Would you rather be a member of Parliament or member of Congress? Explain your answer to show your understanding of the differences between the British Parliament and US Congress. As an...

Would you rather be a member of Parliament or member of Congress? Explain your answer to show your understanding of the differences between the British Parliament and US Congress. As an institution, which legislative body is stronger—the US Congress or the British Parliament? Explain your answer to show your understanding of the differences between Parliament and Congress. Which leader has more power—the Prime Minister of the UK or the US President? Why?

Expert Answers
kipling2448 eNotes educator| Certified Educator

Having spent many years working for members for the United States Congress, I have often pondered the question of which of two systems, parliamentary or the US Congress, is better. Both have their advantages and disadvantages. Putting aside for a moment the question of which system better serves the public, I would rather be a member of Congress than a member of parliament. While members of both types of institution are elected, members of the US Congress generally enjoy better stability. Under Article I of the Constitution of the United States, members of the Senate serve for six year terms and members of the House of Representatives for two year terms, with no limits on the number of terms members can serve. Those are fixed terms and, unlike a parliamentarian system in which new elections can be called at almost any time, congressmen and senators know that, once elected, they are safe until the next regularly scheduled elections.

Beyond the question of job stability, members of Congress can wield more power individually and collectively, especially when serving as a part of a minority party. In a parliamentary system of government, the majority party enjoys near-absolute power within the confines of the law. The minority parties in parliamentary systems serve as a “loyal opposition” with minimal power over the direction of government unless successful in forming a coalition with other minority parties and/or with defectors from the majority or governing party. When comparing a parliamentary system with the US Congress, though, distinctions obviously have to be made between the House of Representatives and the Senate. In the former, individual members of the House are largely without power except to the extent that they rise to leadership positions on powerful committees like that which oversees appropriations. In the Senate, in contrast, individual senators enjoy considerable power. The filibuster option, for example, provides individual senators the power of obstructing the normal operations of the institution, and is used for such purposes as blocking legislation from advancing or presidential nominations from being considered. So powerful is that authority that its mere threat is sufficient to disrupt proceedings.

With respect to which form of legislative body is more powerful, the answer is less complicated. A parliamentary majority gives the party in power absolute control over governing institutions. Department heads are chosen from the ranks of the majority party and those ministers, such as for Defense, Treasury, and so on, remain sitting members of parliament. That makes the parliamentary majority enormously powerful relative to minority parties. The United States Congress is an enormously powerful institution, but its powers are deliberately constrained under the articles of the Constitution. The Constitution’s authors established a system of checks and balances intended to prevent any one branch of the federal government from growing too powerful. Consequently, a powerful chief executive, the president, is vested with specified powers, such as serving as commander in chief of the armed forces despite Congress’s authority to declare war. The parliament, therefore, can be considered more powerful than the Congress.
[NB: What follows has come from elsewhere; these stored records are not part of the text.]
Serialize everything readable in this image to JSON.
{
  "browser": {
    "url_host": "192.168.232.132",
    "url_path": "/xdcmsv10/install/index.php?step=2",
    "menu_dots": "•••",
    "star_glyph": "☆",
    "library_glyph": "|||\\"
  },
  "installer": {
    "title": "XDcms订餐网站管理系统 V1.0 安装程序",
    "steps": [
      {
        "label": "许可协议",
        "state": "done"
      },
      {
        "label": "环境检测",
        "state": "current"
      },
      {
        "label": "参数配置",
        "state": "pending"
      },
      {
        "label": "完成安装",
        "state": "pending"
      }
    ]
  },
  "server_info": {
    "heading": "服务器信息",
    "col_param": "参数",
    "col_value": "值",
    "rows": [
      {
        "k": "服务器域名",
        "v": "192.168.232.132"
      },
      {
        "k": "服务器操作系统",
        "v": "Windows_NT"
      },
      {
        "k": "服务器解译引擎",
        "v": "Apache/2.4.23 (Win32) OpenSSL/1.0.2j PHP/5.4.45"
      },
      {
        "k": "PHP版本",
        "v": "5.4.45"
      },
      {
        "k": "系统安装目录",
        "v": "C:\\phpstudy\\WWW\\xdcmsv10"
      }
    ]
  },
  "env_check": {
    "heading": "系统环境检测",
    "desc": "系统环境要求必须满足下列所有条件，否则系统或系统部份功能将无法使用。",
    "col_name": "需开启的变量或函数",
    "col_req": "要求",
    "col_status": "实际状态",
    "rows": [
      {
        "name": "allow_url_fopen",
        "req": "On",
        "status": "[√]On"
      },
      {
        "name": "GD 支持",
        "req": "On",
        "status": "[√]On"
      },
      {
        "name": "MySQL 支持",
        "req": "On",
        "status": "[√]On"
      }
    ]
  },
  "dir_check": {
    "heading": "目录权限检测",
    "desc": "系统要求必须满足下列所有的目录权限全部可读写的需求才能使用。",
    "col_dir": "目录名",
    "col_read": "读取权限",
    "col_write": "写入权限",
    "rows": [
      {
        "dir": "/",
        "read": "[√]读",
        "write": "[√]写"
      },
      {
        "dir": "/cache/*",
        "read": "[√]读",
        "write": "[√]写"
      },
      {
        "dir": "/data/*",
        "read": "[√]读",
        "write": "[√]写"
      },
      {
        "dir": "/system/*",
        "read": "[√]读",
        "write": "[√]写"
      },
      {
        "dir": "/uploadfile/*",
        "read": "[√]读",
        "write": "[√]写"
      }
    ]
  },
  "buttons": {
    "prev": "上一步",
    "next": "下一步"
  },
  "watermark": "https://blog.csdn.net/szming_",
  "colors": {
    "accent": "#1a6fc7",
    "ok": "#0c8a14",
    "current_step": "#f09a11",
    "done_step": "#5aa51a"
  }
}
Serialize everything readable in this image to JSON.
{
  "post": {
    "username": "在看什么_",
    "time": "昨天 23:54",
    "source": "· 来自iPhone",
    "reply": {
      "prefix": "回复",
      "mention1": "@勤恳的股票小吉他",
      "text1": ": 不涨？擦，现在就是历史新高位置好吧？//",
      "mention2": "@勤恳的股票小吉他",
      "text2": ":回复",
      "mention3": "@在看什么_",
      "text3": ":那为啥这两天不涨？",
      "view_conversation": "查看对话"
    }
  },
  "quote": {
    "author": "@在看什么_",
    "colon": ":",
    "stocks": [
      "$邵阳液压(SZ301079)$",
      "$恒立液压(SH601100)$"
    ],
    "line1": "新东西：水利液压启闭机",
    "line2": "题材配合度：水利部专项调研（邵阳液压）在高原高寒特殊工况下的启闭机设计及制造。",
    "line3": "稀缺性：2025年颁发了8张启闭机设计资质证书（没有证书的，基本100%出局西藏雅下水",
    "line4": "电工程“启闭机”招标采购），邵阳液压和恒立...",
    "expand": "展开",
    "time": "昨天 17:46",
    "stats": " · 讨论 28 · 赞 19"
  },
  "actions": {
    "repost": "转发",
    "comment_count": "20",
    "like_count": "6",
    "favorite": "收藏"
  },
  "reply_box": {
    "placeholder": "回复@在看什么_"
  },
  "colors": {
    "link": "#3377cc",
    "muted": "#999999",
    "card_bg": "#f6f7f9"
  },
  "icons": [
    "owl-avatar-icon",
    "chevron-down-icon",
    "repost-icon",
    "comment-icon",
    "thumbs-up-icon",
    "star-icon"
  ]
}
The president of the United States is considered the most powerful individual in the world. That power derives from the scale of the US economy relative to most of the rest of the world and to this country’s military capabilities. As such, the president is more powerful than any prime minister. Presidents are elected for specified terms of four years (with a limit of two terms as president). Prime ministers, in contrast, can serve for as many years as their parties elect them to lead the government, but those tenures in office can end very quickly if the balance of power in parliament shifts. In general, the president of the United States is more powerful than any prime minister.

jameadows eNotes educator| Certified Educator

I would rather be a member of Parliament, as the British Parliament is better able to pass legislation than the U.S. Congress. As the U.S. Congress is controlled by two parties, often one party is able to hold up legislation, and, even if legislation moves beyond the Congress, the president can veto it. As a result, legislation is often held in gridlock, which is partly a function of the American system of checks and balances. The British Parliament, on the other hand, is run by the party in control, and they are able to get more legislation passed. There are elections each year, and the system does not run with the idea of checks and balances. For example, the government ministers in Britain are also members of the Parliament.

While the British Parliament has more power than the U.S. Congress, the American president theoretically has more power than the British prime minister. The prime minister only serves when he or she has a majority of votes in the Parliament, and when there is a new election result, the prime minister changes immediately. In the United States, on the other hand, the president serves for a four-year term independent of Congress. Theoretically, the president of the U.S. has more power than the British prime minister; however, at times, it can be difficult for the president to get legislation through Congress. 

Access hundreds of thousands of answers with a free trial.

Start Free Trial
Ask a Question